by Maya Dangerfield
Bay Ridge residents may have a new commuting option in 2017 – a proposed inter-borough ferry service, announced at Mayor Bill de Blasio’s ‘State of the City’ address, would cost the same as a subway ride and quickly connect Southern Brooklyn residents to lower Manhattan. While it’s unclear how much time ferry commuters will save, many residents welcome the transportation alternative.
The South Brooklyn route of the proposed ferry service would begin in Bay Ridge and connect with Sunset Park, Red Hook, Brooklyn Heights and DUMBO before arriving at Pier 11 in Lower Manhattan. The plan, championed as a “game changer” by Councilmember Vincent Gentile (D-Brooklyn), would return ferry service to the 69th street pier after a nearly twenty-year hiatus.
“The alternative is to leave commuters to either drive into the city or spend upwards of an hour on subways or express buses,” said Gentile in a statement.
The R remains the most popular commuting option in Bay Ridge—according to American Community Survey data, 41 percent of residents commute using the subway and nearly half of the area’s residents spend over 45 minutes commuting daily. The neighborhood has two express buses, but at $6.50 per ride the cost can be prohibitive.
Relying on the R train poses its own set of problems for commuters.
“Normally, we’re fine with the train but the other day there were No R trains into Brooklyn and I didn’t know how to get home,” said resident Jennifer Brooke, 33, who commutes to Manhattan daily. “And I was like ‘Oh, we have no options other than the R train.’”
This reporter took all three routes during the peak morning commute to determine the fastest route from Bay Ridge to Manhattan. The express x27 bus from Shore Road to 23rd Street was 63 minutes. The x37 express bus, which loops around FDR drive before heading east into Fifth avenue, took 44 minutes to reach 23rd street. An R commute from 95th street to 23rd street was 53 minutes. Delays can make commutes even longer.

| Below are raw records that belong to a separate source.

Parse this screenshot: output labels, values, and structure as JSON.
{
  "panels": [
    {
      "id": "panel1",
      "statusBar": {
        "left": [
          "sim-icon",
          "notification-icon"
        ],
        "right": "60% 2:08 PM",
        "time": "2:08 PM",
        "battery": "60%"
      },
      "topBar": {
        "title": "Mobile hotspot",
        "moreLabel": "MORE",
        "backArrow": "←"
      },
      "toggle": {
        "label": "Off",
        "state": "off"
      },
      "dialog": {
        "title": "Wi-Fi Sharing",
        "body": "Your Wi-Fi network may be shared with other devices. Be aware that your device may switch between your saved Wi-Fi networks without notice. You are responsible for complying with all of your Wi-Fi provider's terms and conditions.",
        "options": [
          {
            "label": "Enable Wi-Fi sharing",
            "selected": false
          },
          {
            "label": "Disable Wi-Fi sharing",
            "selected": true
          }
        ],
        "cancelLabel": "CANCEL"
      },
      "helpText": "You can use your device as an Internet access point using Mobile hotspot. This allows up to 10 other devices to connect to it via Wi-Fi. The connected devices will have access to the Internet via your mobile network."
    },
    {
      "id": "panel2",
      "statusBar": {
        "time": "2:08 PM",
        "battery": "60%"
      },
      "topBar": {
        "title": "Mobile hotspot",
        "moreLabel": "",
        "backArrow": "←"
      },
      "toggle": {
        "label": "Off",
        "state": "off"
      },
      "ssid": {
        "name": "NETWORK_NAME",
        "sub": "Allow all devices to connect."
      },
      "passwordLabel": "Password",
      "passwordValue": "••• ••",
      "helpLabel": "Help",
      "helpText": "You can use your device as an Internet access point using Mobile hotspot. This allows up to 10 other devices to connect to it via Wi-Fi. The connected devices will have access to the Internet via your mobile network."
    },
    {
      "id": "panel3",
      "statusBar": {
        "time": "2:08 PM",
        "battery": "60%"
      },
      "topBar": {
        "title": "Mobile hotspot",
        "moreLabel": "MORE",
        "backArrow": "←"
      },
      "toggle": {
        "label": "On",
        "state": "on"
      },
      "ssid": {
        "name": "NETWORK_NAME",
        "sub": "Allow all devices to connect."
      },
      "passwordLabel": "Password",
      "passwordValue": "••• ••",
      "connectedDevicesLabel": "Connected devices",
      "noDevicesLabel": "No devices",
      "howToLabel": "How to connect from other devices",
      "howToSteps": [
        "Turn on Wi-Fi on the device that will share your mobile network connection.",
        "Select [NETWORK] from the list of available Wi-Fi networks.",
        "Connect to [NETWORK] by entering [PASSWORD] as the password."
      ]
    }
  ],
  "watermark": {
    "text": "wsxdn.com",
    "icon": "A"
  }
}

Roland Lewis, president of the Metropolitan Waterfront Alliance, a coalition group which advocates for various waterway initiatives, sees an opportunity for ferries in “hard to get to” communities like Bay Ridge.
“It’s creating a web of connection for shorefront communities that herefore have been cut off from the water in an affordable, efficient manner. What can be wrong with that?”, said Lewis.
The MTA has not responded to requests for time estimates for the proposed ferry route. According to a 2013 study by New York City’s Economic Development Corporation –a direct ferry ride between 69th street pier in Bay Ridge and lower Manhattan would take 18 minutes. The proposed ferry will have four additional stops.
Residents like State Committeeman Kevin Carroll (D-Brooklyn), see the ferry as an opportunity for residents, but note the difficulty in changing commuting habits.
“If you make it easier to get there, people will use it,” said Carroll. “Parking is an issue down at 69th street. Part of getting people to 69th street will have to include a bus getting people there, but it can be done.”